The violation of the autonomy rights-in-trust cannot always be established by checking the child’s present desires or preferences. It is the adult he is to become who must exercise the choice, more exactly, the adult he will become if his options are kept open and his growth kept “natural” or unforced. In any case, that adult does not exist yet, and perhaps he never will. But the child is potentially that adult, and it is that adult who is the person whose autonomy must be protected now (in advance).
It seemed that Justice Hallows did not understand, or else chose to ignore that the children were being deprived of their religious rights, or rather their rights-in-trust. Justice Heffernan of the Wisconsin Supreme Court, who dissented from the majority opinion, understood this when he wrote:
The principal opinion rests in part upon the misconception that the defendants’ only alternative to criminality is public school attendance for their children. Such is not the case. The law makes no such requirement. The reasoning is faulty, for it conceives the problem as one of religious liberty alone. It completely ignores the personal liberty of the Amish children to avail themselves of educational opportunities beyond eighth grade. In addition, the freedom of these young people to make a religious choice is completely ignored…. No part of our law requires a student to go to a school not of his own religious choice. It merely requires that he go to a school.

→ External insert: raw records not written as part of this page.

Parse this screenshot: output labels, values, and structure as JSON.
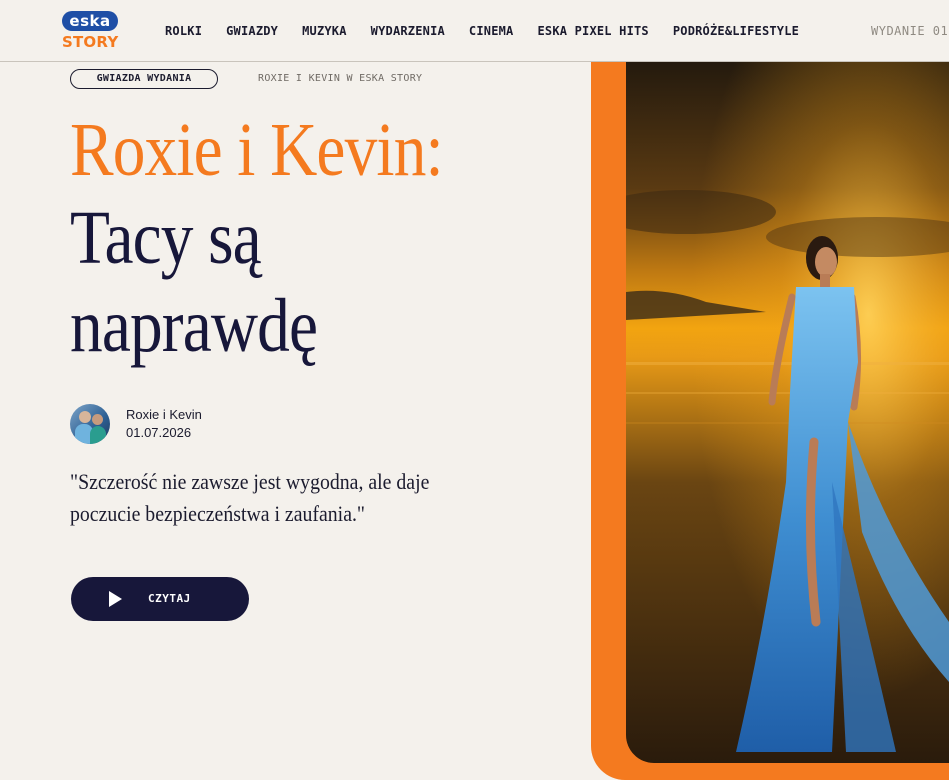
{
  "header": {
    "logo": {
      "top": "eska",
      "bottom": "STORY"
    },
    "nav": [
      "ROLKI",
      "GWIAZDY",
      "MUZYKA",
      "WYDARZENIA",
      "CINEMA",
      "ESKA PIXEL HITS",
      "PODRÓŻE&LIFESTYLE"
    ],
    "edition": "WYDANIE 01"
  },
  "hero": {
    "badge": "GWIAZDA WYDANIA",
    "breadcrumb": "ROXIE I KEVIN W ESKA STORY",
    "title_line1": "Roxie i Kevin:",
    "title_line2": "Tacy są",
    "title_line3": "naprawdę",
    "author_name": "Roxie i Kevin",
    "author_date": "01.07.2026",
    "quote": "\"Szczerość nie zawsze jest wygodna, ale daje poczucie bezpieczeństwa i zaufania.\"",
    "cta_label": "CZYTAJ"
  },
  "colors": {
    "accent": "#f47a1f",
    "navy": "#17173a",
    "background": "#f4f1ec",
    "logo_blue": "#1f4fa6"
  },
  "icons": {
    "cta": "play-icon",
    "author": "avatar"
  }
}
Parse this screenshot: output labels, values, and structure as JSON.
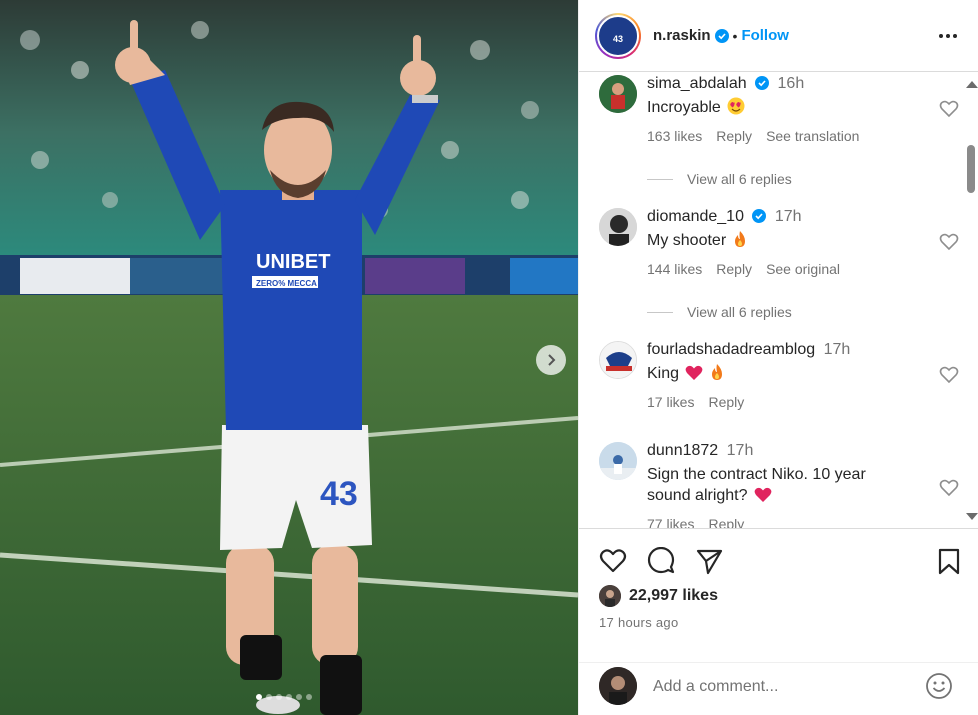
{
  "post": {
    "username": "n.raskin",
    "separator": "•",
    "follow_label": "Follow",
    "avatar_number": "43",
    "jersey_sponsor": "UNIBET",
    "jersey_sub": "ZERO% MECCA",
    "jersey_number": "43",
    "carousel": {
      "total": 6,
      "active": 1
    }
  },
  "comments": [
    {
      "user": "sima_abdalah",
      "verified": true,
      "time": "16h",
      "text": "Incroyable",
      "emoji": "heart-eyes",
      "likes": "163 likes",
      "reply": "Reply",
      "extra": "See translation",
      "replies": "View all 6 replies"
    },
    {
      "user": "diomande_10",
      "verified": true,
      "time": "17h",
      "text": "My shooter",
      "emoji": "fire",
      "likes": "144 likes",
      "reply": "Reply",
      "extra": "See original",
      "replies": "View all 6 replies"
    },
    {
      "user": "fourladshadadreamblog",
      "verified": false,
      "time": "17h",
      "text": "King",
      "emoji": "heart-fire",
      "likes": "17 likes",
      "reply": "Reply",
      "extra": ""
    },
    {
      "user": "dunn1872",
      "verified": false,
      "time": "17h",
      "text_line1": "Sign the contract Niko. 10 year",
      "text_line2": "sound alright?",
      "emoji": "heart",
      "likes": "77 likes",
      "reply": "Reply"
    }
  ],
  "actions": {
    "like_count": "22,997 likes",
    "posted": "17 hours ago",
    "add_comment_placeholder": "Add a comment..."
  },
  "colors": {
    "link": "#0095f6",
    "muted": "#737373",
    "text": "#262626",
    "jersey": "#1f49b6",
    "heart": "#ed4956"
  }
}
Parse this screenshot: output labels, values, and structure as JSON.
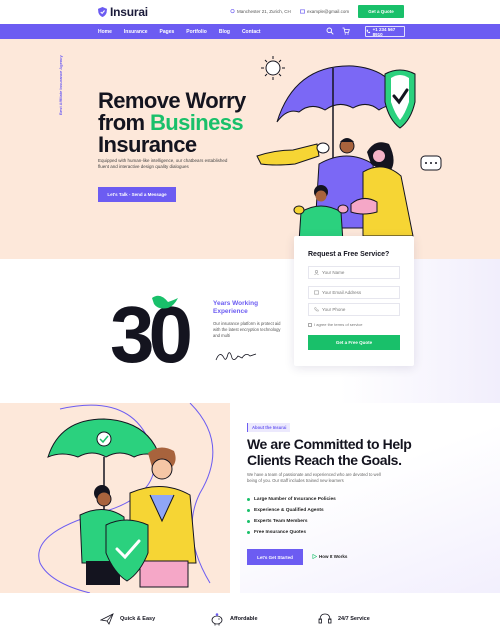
{
  "brand": {
    "name": "Insurai",
    "accent": "#6c5cf2",
    "green": "#19c06a"
  },
  "topbar": {
    "address": "Manchester 21, Zurich, CH",
    "email": "example@gmail.com",
    "quote_label": "Get a Quote"
  },
  "nav": {
    "items": [
      "Home",
      "Insurance",
      "Pages",
      "Portfolio",
      "Blog",
      "Contact"
    ],
    "phone": "+1 234 567 8910",
    "icons": [
      "search-icon",
      "cart-icon",
      "phone-icon"
    ]
  },
  "hero": {
    "vertical_text": "Best Affiliate Insurance Agency",
    "title_line1": "Remove Worry",
    "title_line2a": "from ",
    "title_line2b": "Business",
    "title_line3": "Insurance",
    "description": "Equipped with human-like intelligence, our chatbears established fluent and interactive design quality dialogues",
    "cta_label": "Let's Talk - Send a Message"
  },
  "stats": {
    "number": "30",
    "years_label_1": "Years Working",
    "years_label_2": "Experience",
    "description": "Our insurance platform is protect aid with the latest encryption technology and multi"
  },
  "form": {
    "title": "Request a Free Service?",
    "name_placeholder": "Your Name",
    "email_placeholder": "Your Email Address",
    "phone_placeholder": "Your Phone",
    "agree_text": "I agree the terms of service",
    "submit_label": "Get a Free Quote"
  },
  "about": {
    "badge": "About the Insurai",
    "title": "We are Committed to Help Clients Reach the Goals.",
    "description": "We have a team of passionate and experienced who are devoted to well being of you. Our staff includes trained new learners",
    "list": [
      "Large Number of Insurance Policies",
      "Experience & Qualified Agents",
      "Experts Team Members",
      "Free Insurance Quotes"
    ],
    "cta_label": "Let's Get Started",
    "how_label": "How It Works"
  },
  "features": [
    {
      "label": "Quick & Easy",
      "icon": "plane-icon"
    },
    {
      "label": "Affordable",
      "icon": "piggy-icon"
    },
    {
      "label": "24/7 Service",
      "icon": "support-icon"
    }
  ]
}
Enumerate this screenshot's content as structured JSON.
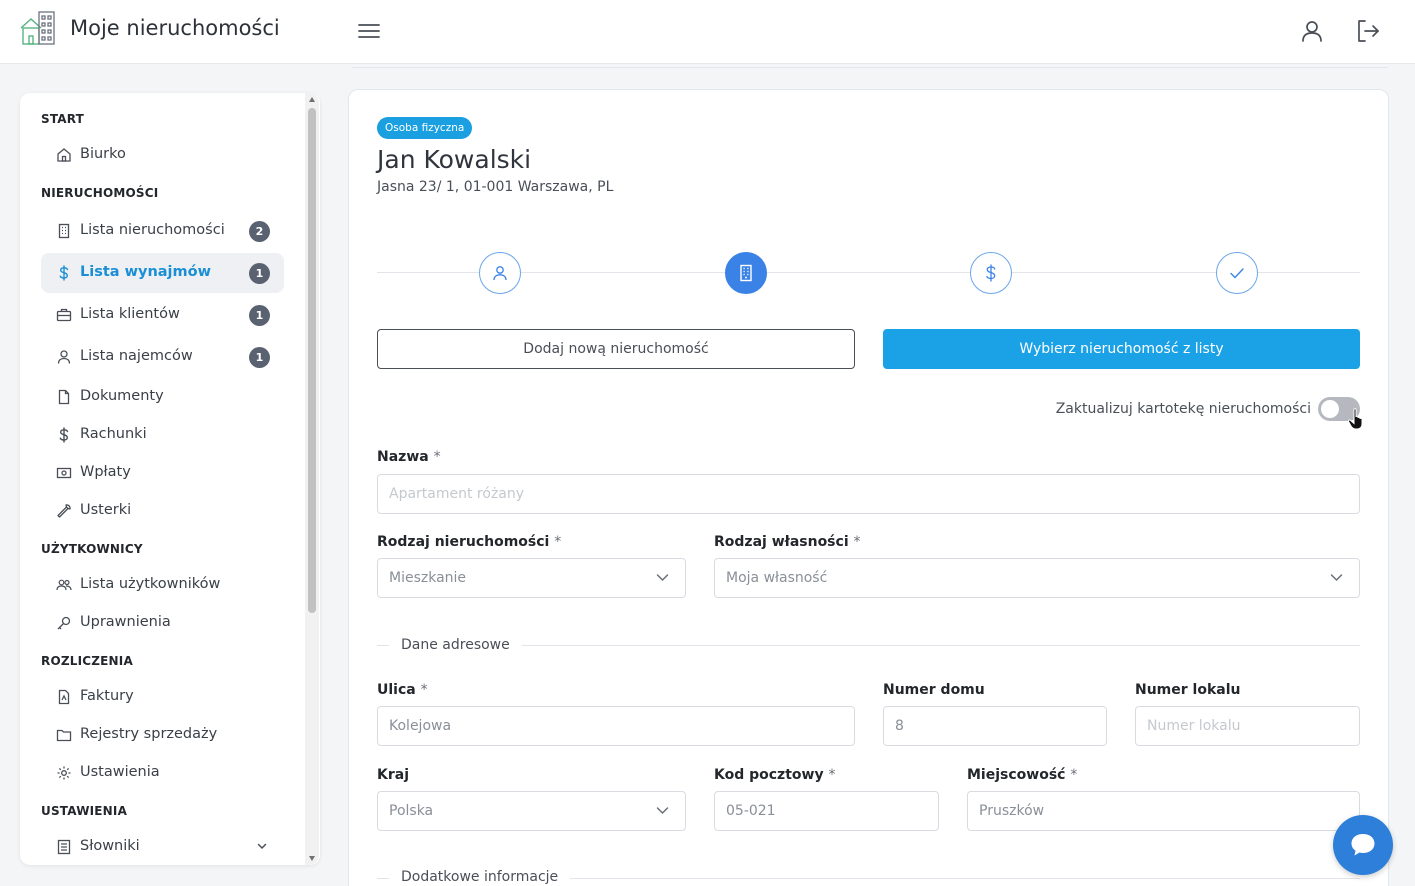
{
  "header": {
    "app_title": "Moje nieruchomości",
    "icons": [
      "building-logo-icon",
      "menu-icon",
      "user-icon",
      "logout-icon"
    ]
  },
  "sidebar": {
    "sections": [
      {
        "title": "START",
        "items": [
          {
            "label": "Biurko",
            "icon": "home-icon"
          }
        ]
      },
      {
        "title": "NIERUCHOMOŚCI",
        "items": [
          {
            "label": "Lista nieruchomości",
            "icon": "building-icon",
            "badge": "2"
          },
          {
            "label": "Lista wynajmów",
            "icon": "dollar-icon",
            "badge": "1",
            "active": true
          },
          {
            "label": "Lista klientów",
            "icon": "briefcase-icon",
            "badge": "1"
          },
          {
            "label": "Lista najemców",
            "icon": "user-icon",
            "badge": "1"
          },
          {
            "label": "Dokumenty",
            "icon": "document-icon"
          },
          {
            "label": "Rachunki",
            "icon": "dollar-icon"
          },
          {
            "label": "Wpłaty",
            "icon": "cash-icon"
          },
          {
            "label": "Usterki",
            "icon": "wrench-icon"
          }
        ]
      },
      {
        "title": "UŻYTKOWNICY",
        "items": [
          {
            "label": "Lista użytkowników",
            "icon": "users-icon"
          },
          {
            "label": "Uprawnienia",
            "icon": "key-icon"
          }
        ]
      },
      {
        "title": "ROZLICZENIA",
        "items": [
          {
            "label": "Faktury",
            "icon": "invoice-icon"
          },
          {
            "label": "Rejestry sprzedaży",
            "icon": "folder-icon"
          },
          {
            "label": "Ustawienia",
            "icon": "gear-icon"
          }
        ]
      },
      {
        "title": "USTAWIENIA",
        "items": [
          {
            "label": "Słowniki",
            "icon": "book-icon",
            "expandable": true
          }
        ]
      }
    ]
  },
  "client": {
    "type_badge": "Osoba fizyczna",
    "name": "Jan Kowalski",
    "address": "Jasna 23/ 1, 01-001 Warszawa, PL"
  },
  "stepper": {
    "steps": [
      {
        "icon": "user-icon"
      },
      {
        "icon": "building-icon",
        "active": true
      },
      {
        "icon": "dollar-icon"
      },
      {
        "icon": "check-icon"
      }
    ]
  },
  "actions": {
    "add_new": "Dodaj nową nieruchomość",
    "choose_from_list": "Wybierz nieruchomość z listy"
  },
  "toggle": {
    "label": "Zaktualizuj kartotekę nieruchomości",
    "on": false
  },
  "form": {
    "nazwa": {
      "label": "Nazwa",
      "required": "*",
      "placeholder": "Apartament różany"
    },
    "rodzaj_nieruchomosci": {
      "label": "Rodzaj nieruchomości",
      "required": "*",
      "value": "Mieszkanie"
    },
    "rodzaj_wlasnosci": {
      "label": "Rodzaj własności",
      "required": "*",
      "value": "Moja własność"
    },
    "section_address": "Dane adresowe",
    "ulica": {
      "label": "Ulica",
      "required": "*",
      "value": "Kolejowa"
    },
    "numer_domu": {
      "label": "Numer domu",
      "value": "8"
    },
    "numer_lokalu": {
      "label": "Numer lokalu",
      "placeholder": "Numer lokalu"
    },
    "kraj": {
      "label": "Kraj",
      "value": "Polska"
    },
    "kod_pocztowy": {
      "label": "Kod pocztowy",
      "required": "*",
      "value": "05-021"
    },
    "miejscowosc": {
      "label": "Miejscowość",
      "required": "*",
      "value": "Pruszków"
    },
    "section_extra": "Dodatkowe informacje"
  },
  "colors": {
    "primary": "#1aa1e6",
    "step_active": "#3b82e6",
    "badge": "#5a6170",
    "active_link": "#1a8fd6",
    "chat": "#2e7fd9"
  }
}
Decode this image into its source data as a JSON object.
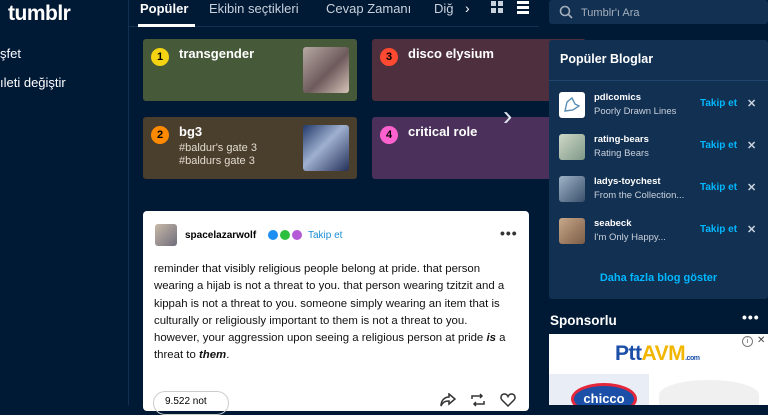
{
  "app": {
    "logo": "tumblr"
  },
  "sidebar": {
    "items": [
      {
        "label": "şfet"
      },
      {
        "label": "ıleti değiştir"
      }
    ]
  },
  "tabs": {
    "items": [
      {
        "label": "Popüler"
      },
      {
        "label": "Ekibin seçtikleri"
      },
      {
        "label": "Cevap Zamanı"
      },
      {
        "label": "Diğ"
      }
    ],
    "active_index": 0,
    "next_icon": "chevron-right-icon"
  },
  "tags": [
    {
      "rank": "1",
      "title": "transgender",
      "sub": [],
      "color": "#465a3a",
      "badge": "#f5d312"
    },
    {
      "rank": "3",
      "title": "disco elysium",
      "sub": [],
      "color": "#4e2f3d",
      "badge": "#ff4930"
    },
    {
      "rank": "2",
      "title": "bg3",
      "sub": [
        "#baldur's gate 3",
        "#baldurs gate 3"
      ],
      "color": "#4a3e2d",
      "badge": "#ff8a00"
    },
    {
      "rank": "4",
      "title": "critical role",
      "sub": [],
      "color": "#4a305a",
      "badge": "#ff62ce"
    }
  ],
  "post": {
    "username": "spacelazarwolf",
    "follow_label": "Takip et",
    "menu_icon": "ellipsis-icon",
    "body": {
      "t1": "reminder that visibly religious people belong at pride. that person wearing a hijab is not a threat to you. that person wearing tzitzit and a kippah is not a threat to you. someone simply wearing an item that is culturally or religiously important to them is not a threat to you. however, your aggression upon seeing a religious person at pride ",
      "em1": "is",
      "t2": " a threat to ",
      "em2": "them",
      "t3": "."
    },
    "notes_label": "9.522 not"
  },
  "search": {
    "placeholder": "Tumblr'ı Ara"
  },
  "popular_blogs": {
    "title": "Popüler Bloglar",
    "items": [
      {
        "name": "pdlcomics",
        "desc": "Poorly Drawn Lines",
        "follow": "Takip et"
      },
      {
        "name": "rating-bears",
        "desc": "Rating Bears",
        "follow": "Takip et"
      },
      {
        "name": "ladys-toychest",
        "desc": "From the Collection...",
        "follow": "Takip et"
      },
      {
        "name": "seabeck",
        "desc": "I'm Only Happy...",
        "follow": "Takip et"
      }
    ],
    "more_label": "Daha fazla blog göster"
  },
  "sponsored": {
    "title": "Sponsorlu",
    "ad_brand_a": "Ptt",
    "ad_brand_b": "AVM",
    "ad_domain": ".com",
    "ad_product": "chicco"
  }
}
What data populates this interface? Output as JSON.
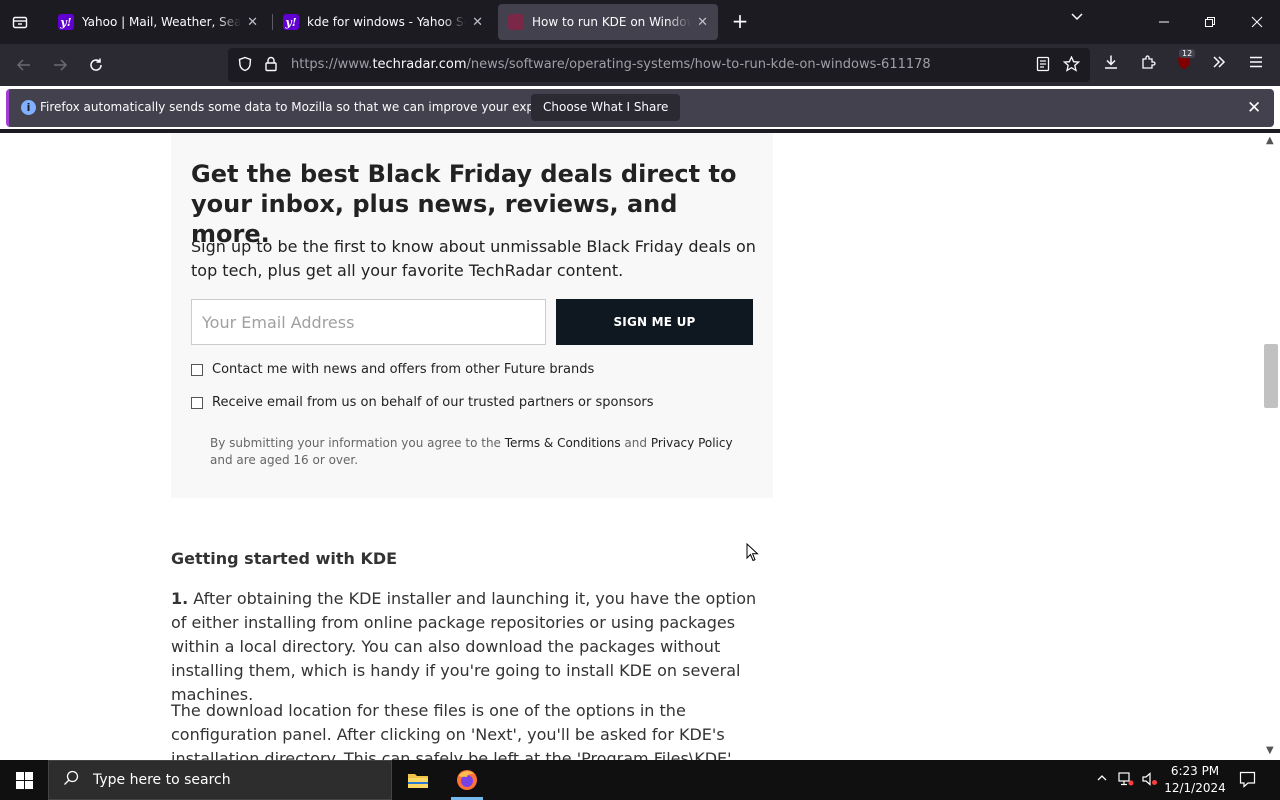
{
  "browser": {
    "tabs": [
      {
        "title": "Yahoo | Mail, Weather, Search, Po",
        "favicon": "y!",
        "active": false
      },
      {
        "title": "kde for windows - Yahoo Search",
        "favicon": "y!",
        "active": false
      },
      {
        "title": "How to run KDE on Windows | Tec",
        "favicon": "",
        "active": true
      }
    ],
    "url_prefix": "https://www.",
    "url_domain": "techradar.com",
    "url_path": "/news/software/operating-systems/how-to-run-kde-on-windows-611178",
    "extension_badge": "12"
  },
  "notification": {
    "text": "Firefox automatically sends some data to Mozilla so that we can improve your experience.",
    "button": "Choose What I Share"
  },
  "newsletter": {
    "title": "Get the best Black Friday deals direct to your inbox, plus news, reviews, and more.",
    "description": "Sign up to be the first to know about unmissable Black Friday deals on top tech, plus get all your favorite TechRadar content.",
    "email_placeholder": "Your Email Address",
    "submit_label": "SIGN ME UP",
    "checkbox_1": "Contact me with news and offers from other Future brands",
    "checkbox_2": "Receive email from us on behalf of our trusted partners or sponsors",
    "legal_1": "By submitting your information you agree to the ",
    "terms_link": "Terms & Conditions",
    "legal_2": " and ",
    "privacy_link": "Privacy Policy",
    "legal_3": " and are aged 16 or over."
  },
  "article": {
    "heading": "Getting started with KDE",
    "step_number": "1.",
    "para_1": " After obtaining the KDE installer and launching it, you have the option of either installing from online package repositories or using packages within a local directory. You can also download the packages without installing them, which is handy if you're going to install KDE on several machines.",
    "para_2": "The download location for these files is one of the options in the configuration panel. After clicking on 'Next', you'll be asked for KDE's installation directory. This can safely be left at the 'Program Files\\KDE' default."
  },
  "taskbar": {
    "search_placeholder": "Type here to search",
    "time": "6:23 PM",
    "date": "12/1/2024"
  },
  "colors": {
    "tabbar_bg": "#1c1b22",
    "active_tab": "#42414d",
    "signup_button": "#0f1720",
    "newsletter_bg": "#f8f8f8"
  }
}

Justice Heffernan’s statement about the law merely requiring that children attend a school is a good one. It is too bad he was a lone voice in this case. I often think about how much more the Amish could have accomplished if they had found their own solution, perhaps by expanding their own schools for another two years, rather than fighting the compulsory education laws. (The Amish education conflicts went on for decades before this court case). This fits their martyr culture — they see it as a test of their faith to be resisting the outside world in one way or another.
When this case was heard in the U.S. Supreme Court, the majority opinion echoed that of the Wisconsin Supreme Court. Chief Justice Warren E. Burger authored the unanimous decision:
Formal high school education beyond the eighth grade is contrary to Amish beliefs, not only because it places Amish children in an environment hostile to Amish beliefs …, but also because it takes them away from their community, physically and emotionally, during the crucial and formative adolescent period of life. During this period, the children must acquire Amish attitudes favoring manual work and self-reliance and the specific skills needed to perform the adult role of an Amish farmer or housewife.
It is obvious that Justice Burger did not mind consigning Amish children to one way of life — the girls must become housewives and the boys must become farmers. It is okay for Amish children to have only one option, but everyone else should have a world of opportunities available to them. The decision to exempt the Amish from compulsory education laws created a double standard — one for Amish children and another for all other children in this country.
In neither of the majority opinions does there seem to be even the recognition of the moral complexity involved. If one considers the children’s rights-in-trust, and the state’s role of parens patriae — that of defending the children’s future interests against infringement by their parents, then this case is not as open-and-shut as the authors of these decisions made it seem.